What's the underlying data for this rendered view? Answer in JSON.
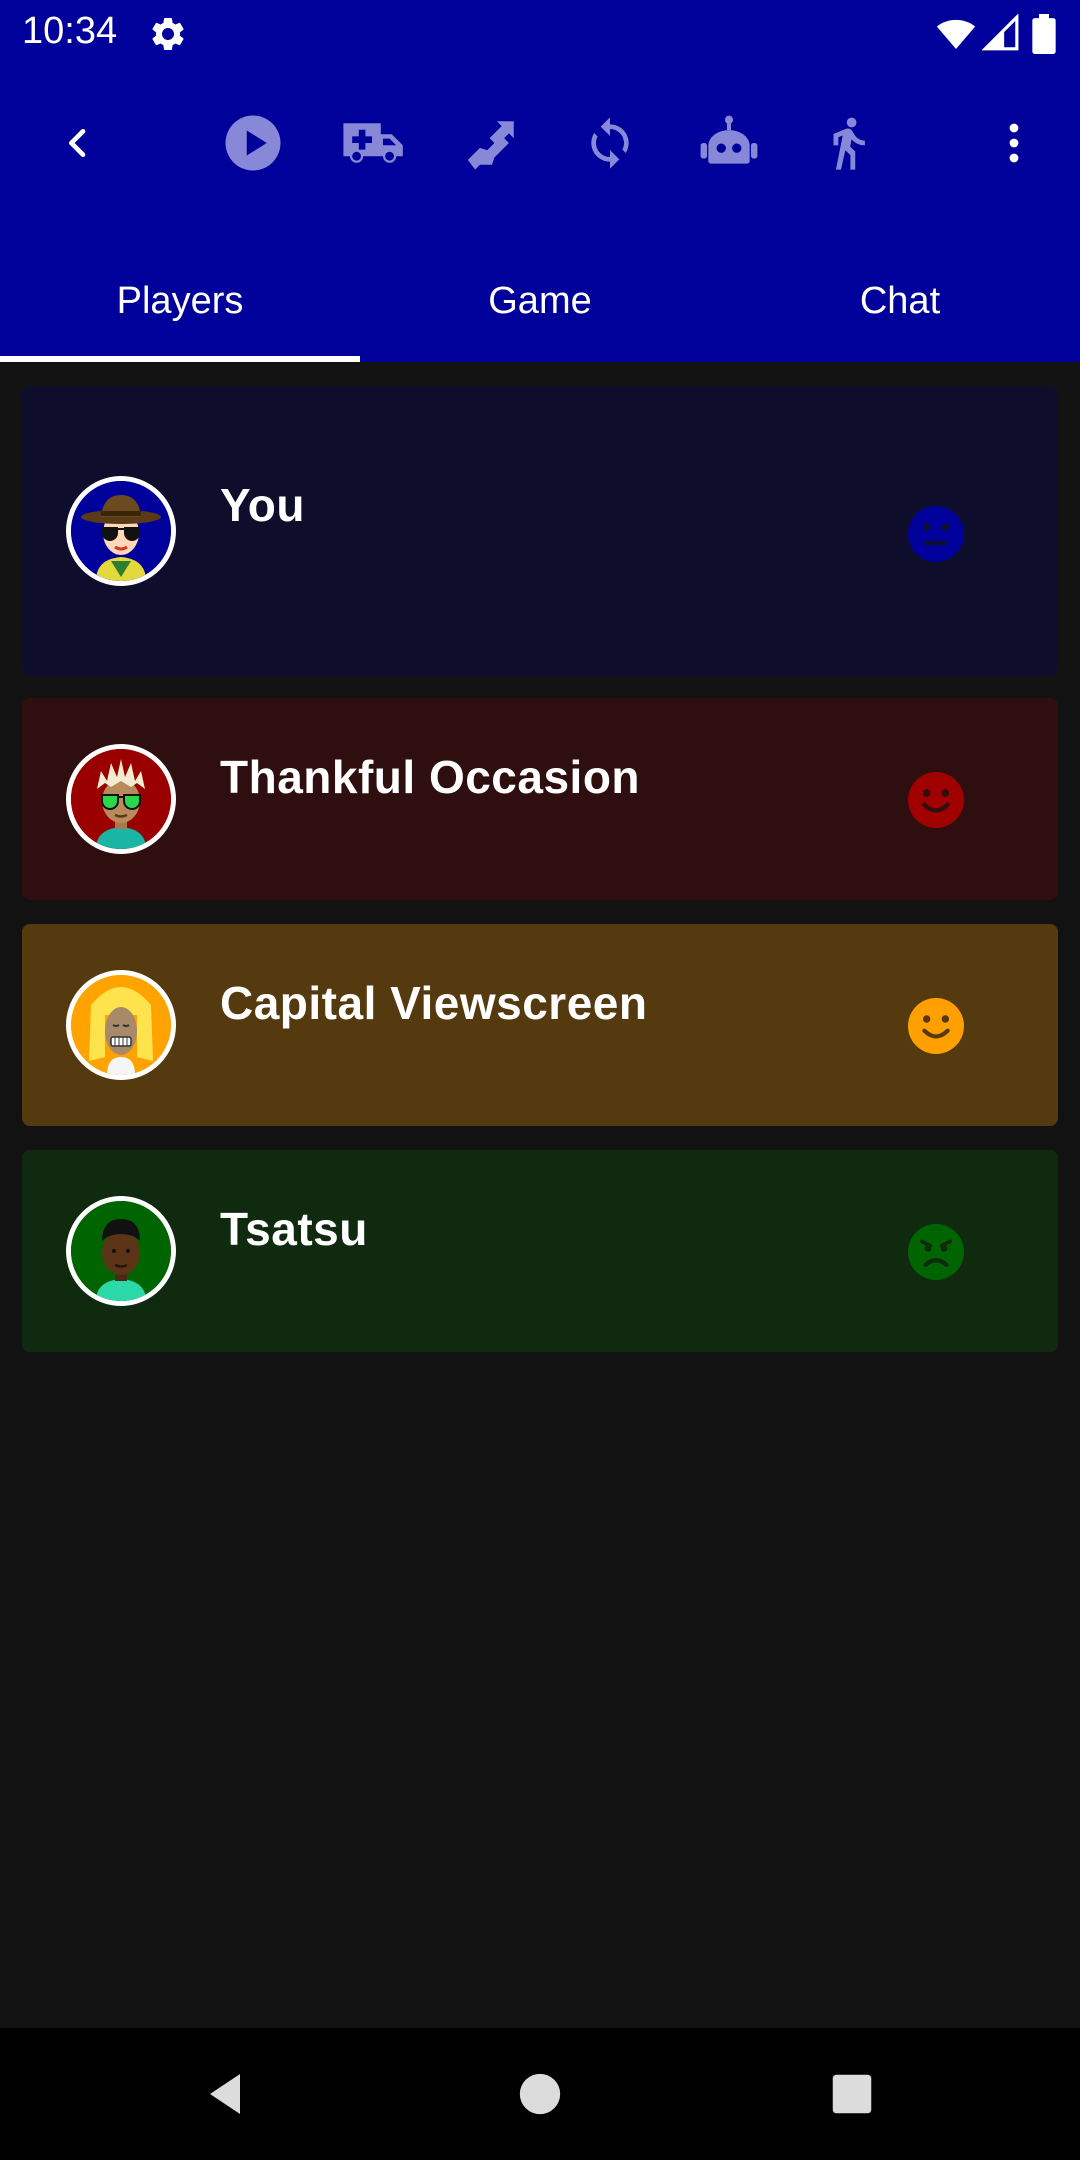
{
  "status_bar": {
    "time": "10:34"
  },
  "tabs": [
    {
      "label": "Players",
      "selected": true
    },
    {
      "label": "Game",
      "selected": false
    },
    {
      "label": "Chat",
      "selected": false
    }
  ],
  "toolbar": {
    "icons": [
      "back-arrow-icon",
      "play-icon",
      "ambulance-icon",
      "transfer-icon",
      "sync-icon",
      "robot-icon",
      "walk-icon",
      "more-vert-icon"
    ]
  },
  "players": [
    {
      "name": "You",
      "mood": "neutral",
      "mood_color": "#00009b",
      "card_color": "#0e0e2c",
      "avatar_bg": "#00009b"
    },
    {
      "name": "Thankful Occasion",
      "mood": "happy",
      "mood_color": "#a00000",
      "card_color": "#2e0e0e",
      "avatar_bg": "#9b0000"
    },
    {
      "name": "Capital Viewscreen",
      "mood": "happy",
      "mood_color": "#ff9f00",
      "card_color": "#553a10",
      "avatar_bg": "#ffa300"
    },
    {
      "name": "Tsatsu",
      "mood": "sad",
      "mood_color": "#006400",
      "card_color": "#0f2a0f",
      "avatar_bg": "#006400"
    }
  ],
  "colors": {
    "app_bar": "#00009b",
    "background": "#121212",
    "toolbar_icon": "#8888d8"
  }
}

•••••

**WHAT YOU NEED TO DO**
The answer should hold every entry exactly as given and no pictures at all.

**OUTPUT FOR THIS TASK**
What's the underlying data for this rendered view? Answer in JSON.
{
  "status_bar": {
    "time": "10:34"
  },
  "tabs": [
    {
      "label": "Players",
      "selected": true
    },
    {
      "label": "Game",
      "selected": false
    },
    {
      "label": "Chat",
      "selected": false
    }
  ],
  "toolbar": {
    "icons": [
      "back-arrow-icon",
      "play-icon",
      "ambulance-icon",
      "transfer-icon",
      "sync-icon",
      "robot-icon",
      "walk-icon",
      "more-vert-icon"
    ]
  },
  "players": [
    {
      "name": "You",
      "mood": "neutral",
      "mood_color": "#00009b",
      "card_color": "#0e0e2c",
      "avatar_bg": "#00009b"
    },
    {
      "name": "Thankful Occasion",
      "mood": "happy",
      "mood_color": "#a00000",
      "card_color": "#2e0e0e",
      "avatar_bg": "#9b0000"
    },
    {
      "name": "Capital Viewscreen",
      "mood": "happy",
      "mood_color": "#ff9f00",
      "card_color": "#553a10",
      "avatar_bg": "#ffa300"
    },
    {
      "name": "Tsatsu",
      "mood": "sad",
      "mood_color": "#006400",
      "card_color": "#0f2a0f",
      "avatar_bg": "#006400"
    }
  ],
  "colors": {
    "app_bar": "#00009b",
    "background": "#121212",
    "toolbar_icon": "#8888d8"
  }
}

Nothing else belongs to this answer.